The film starts with private military contractor Jack Da Silva arriving in Benghazi. New-arrival Jack joins a team of ex-military men providing security for a covert CIA compound. Nearby, is a newly established U.S. Diplomatic outpost.
When the local political situation suddenly deteriorates. Ambassador J. Christopher Stevens finds his Diplomatic outpost under attack by Islamic Extremists and angry locals. Jack and his team of ex-military servicemen realize they're the only personnel on the ground who can mount a rescue mission to save the Ambassador. The six-man team must fight their way through the streets to reach the besieged outpost.
It’s during the attack on the Ambassadors compound that the movie shifts up a gear. Director Michael Bay handles the battle scenes impressively. These sequences have a frantic energy which sweeps the audience along. The scenes are reminiscent of Bay’s earlier work on the Transformers franchise.

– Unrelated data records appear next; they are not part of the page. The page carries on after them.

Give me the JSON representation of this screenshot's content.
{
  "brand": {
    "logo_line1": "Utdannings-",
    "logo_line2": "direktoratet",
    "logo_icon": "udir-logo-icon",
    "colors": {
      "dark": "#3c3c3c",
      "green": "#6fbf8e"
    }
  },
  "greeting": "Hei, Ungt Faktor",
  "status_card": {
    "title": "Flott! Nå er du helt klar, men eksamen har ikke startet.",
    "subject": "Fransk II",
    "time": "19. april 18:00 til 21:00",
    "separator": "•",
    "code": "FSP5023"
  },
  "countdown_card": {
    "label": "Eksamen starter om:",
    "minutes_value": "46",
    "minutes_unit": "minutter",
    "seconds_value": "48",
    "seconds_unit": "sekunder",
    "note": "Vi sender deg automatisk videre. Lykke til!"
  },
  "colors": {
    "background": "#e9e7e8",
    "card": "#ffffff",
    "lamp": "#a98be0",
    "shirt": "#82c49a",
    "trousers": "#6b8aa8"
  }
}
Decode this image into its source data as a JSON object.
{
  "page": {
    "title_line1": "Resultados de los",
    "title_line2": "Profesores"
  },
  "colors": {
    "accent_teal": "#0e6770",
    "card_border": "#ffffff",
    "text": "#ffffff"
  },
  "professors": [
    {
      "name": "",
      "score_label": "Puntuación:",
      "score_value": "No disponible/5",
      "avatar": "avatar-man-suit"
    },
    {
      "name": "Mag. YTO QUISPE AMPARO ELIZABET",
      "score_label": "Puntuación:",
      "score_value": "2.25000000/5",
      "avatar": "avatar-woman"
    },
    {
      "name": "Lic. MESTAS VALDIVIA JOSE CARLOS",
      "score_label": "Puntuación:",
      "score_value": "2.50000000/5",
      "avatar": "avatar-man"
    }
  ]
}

Critics have complained that 13 Hours lacks nuance. It’s true, this movie doesn’t have the depth of ‘Blackhawk Down’ or ‘Beasts Of No Nation’. But that doesn’t necessarily make this a bad film – on the contrary, I really enjoyed it. Despite the weak dialogue and occasional cliche. This feels like a good old fashion war movie. Nothing here is overly politicised, this film is unashamedly action packed and never pretends to be anything other than what it is. If you want a thought-provoking war film, try the excellent Generation War (review here). However, if you want a testosterone-fuelled bulletfest, watch 13 Hours.
Update: Unfortunately, 13 Hours is no longer available on Netflix. You can rent it on Amazon but it is not included with the Prime subscription.